DESCRIPTION OF THE TASK:
Find the string "arrow" in the data, then copy every line where it is found.

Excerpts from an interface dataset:
---
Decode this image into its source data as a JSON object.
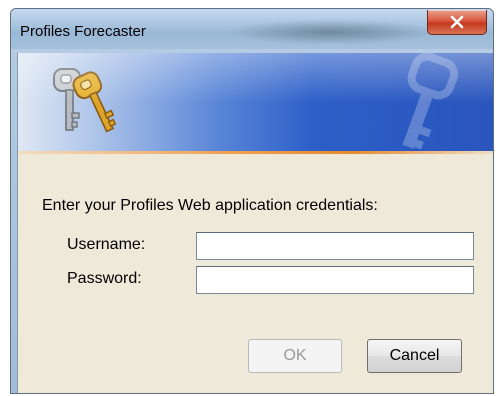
{
  "window": {
    "title": "Profiles Forecaster"
  },
  "titlebar": {
    "close_icon": "close-icon"
  },
  "banner": {
    "icon": "keys-icon",
    "watermark_icon": "keys-watermark-icon"
  },
  "form": {
    "prompt": "Enter your Profiles Web application credentials:",
    "username_label": "Username:",
    "username_value": "",
    "password_label": "Password:",
    "password_value": ""
  },
  "buttons": {
    "ok_label": "OK",
    "cancel_label": "Cancel"
  },
  "colors": {
    "banner_start": "#dfe8f4",
    "banner_end": "#2a55bd",
    "accent_line": "#e58a2e",
    "client_bg": "#efe9da",
    "close_button": "#c5381d"
  }
}
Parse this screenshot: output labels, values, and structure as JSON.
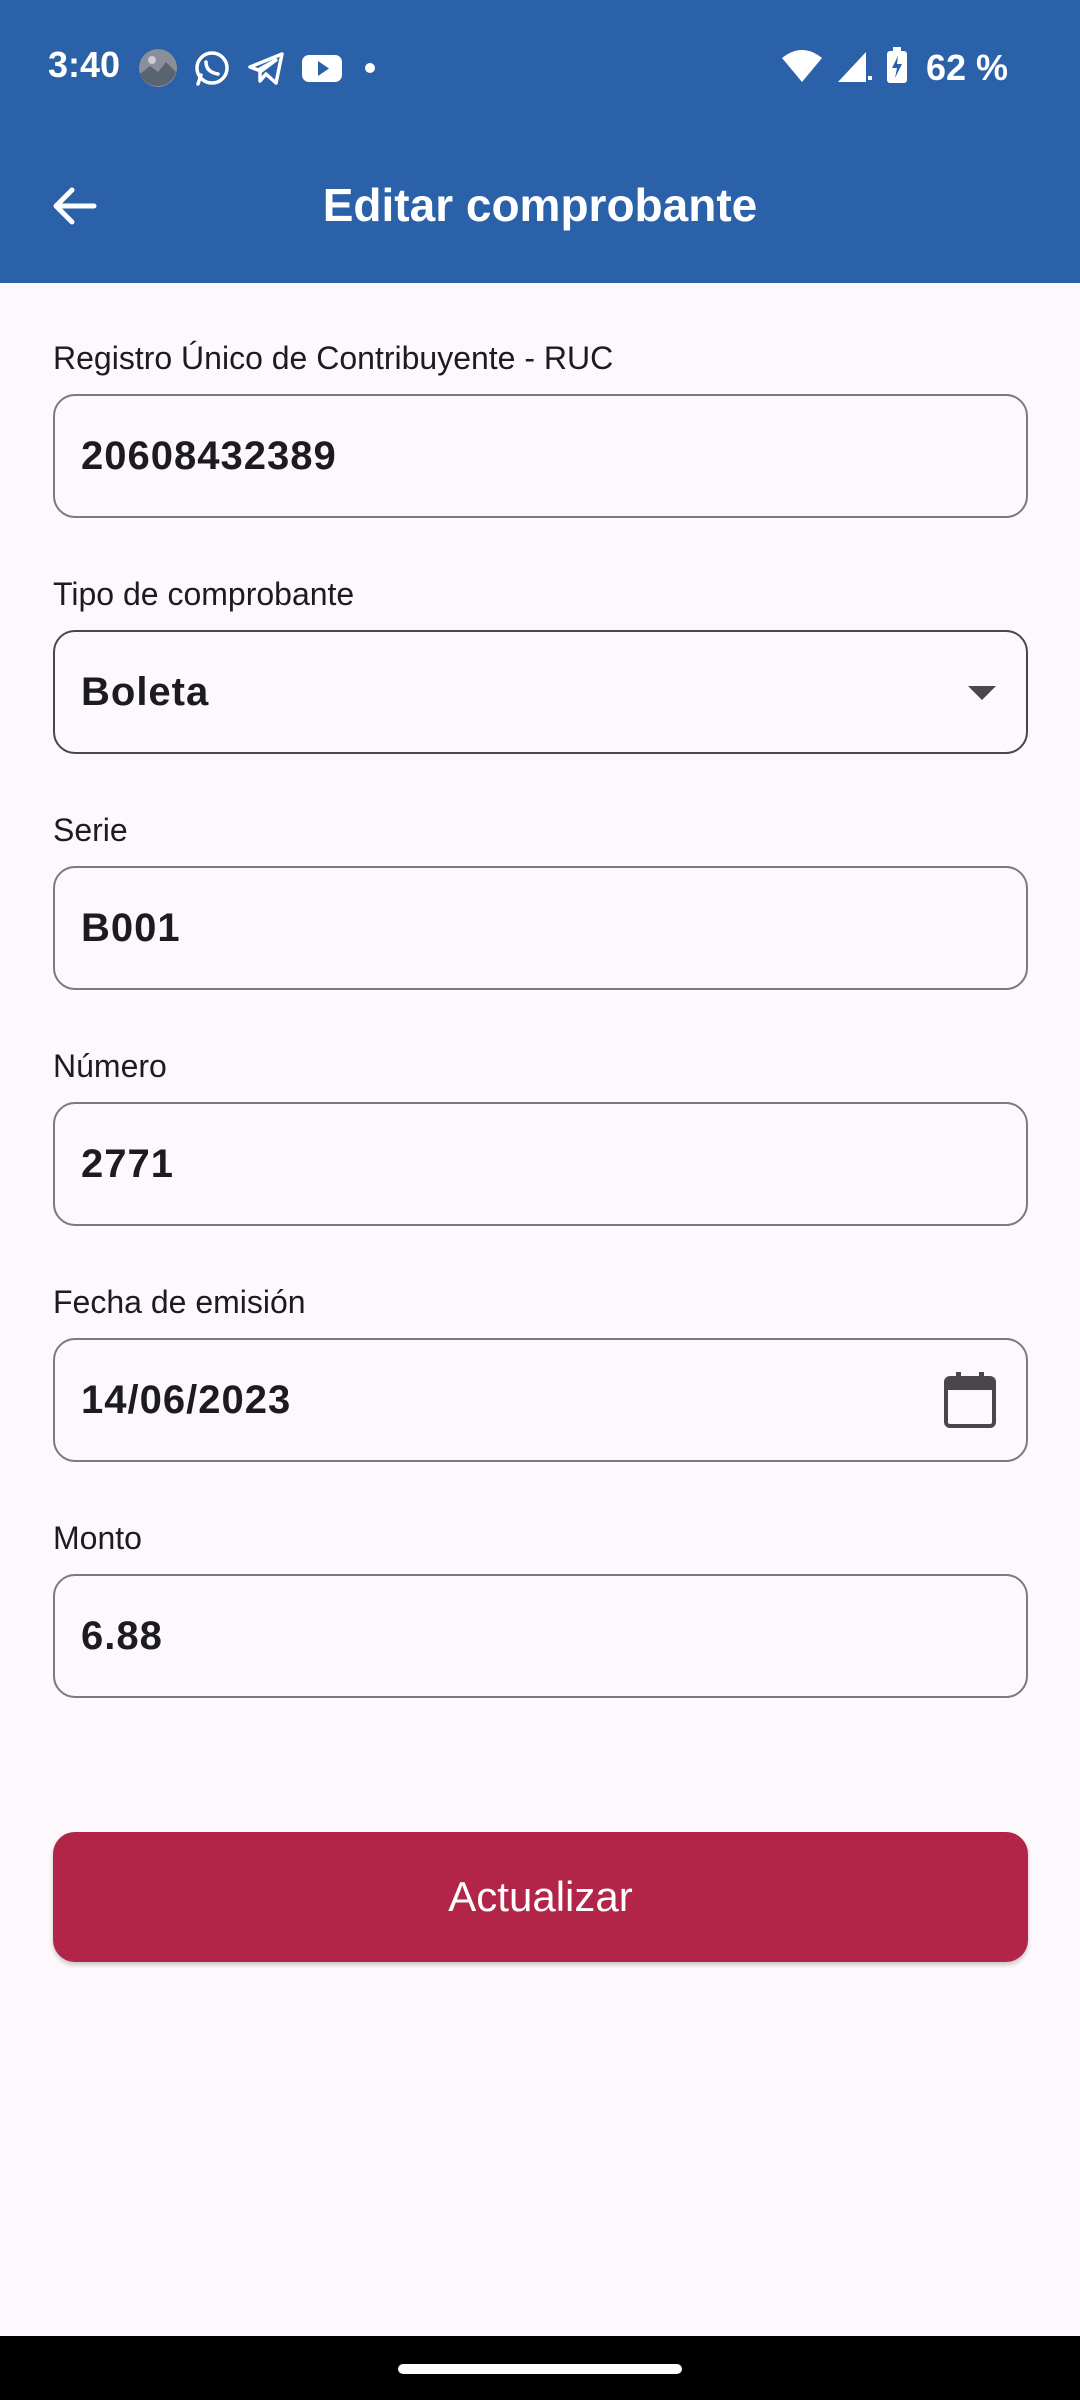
{
  "status_bar": {
    "time": "3:40",
    "battery_text": "62 %",
    "icons_left": [
      "photo-avatar-icon",
      "whatsapp-icon",
      "telegram-icon",
      "youtube-icon",
      "dot-icon"
    ],
    "icons_right": [
      "wifi-icon",
      "signal-icon",
      "battery-charging-icon"
    ]
  },
  "app_bar": {
    "title": "Editar comprobante",
    "back_icon": "arrow-left-icon",
    "background_color": "#2b61a9"
  },
  "form": {
    "ruc": {
      "label": "Registro Único de Contribuyente - RUC",
      "value": "20608432389"
    },
    "tipo": {
      "label": "Tipo de comprobante",
      "value": "Boleta",
      "trailing_icon": "dropdown-arrow-icon"
    },
    "serie": {
      "label": "Serie",
      "value": "B001"
    },
    "numero": {
      "label": "Número",
      "value": "2771"
    },
    "fecha": {
      "label": "Fecha de emisión",
      "value": "14/06/2023",
      "trailing_icon": "calendar-icon"
    },
    "monto": {
      "label": "Monto",
      "value": "6.88"
    }
  },
  "actions": {
    "update_label": "Actualizar",
    "update_color": "#b22448"
  }
}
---
COMPLETED EXERCISE:
    "back_icon": "arrow-left-icon",
      "trailing_icon": "dropdown-arrow-icon"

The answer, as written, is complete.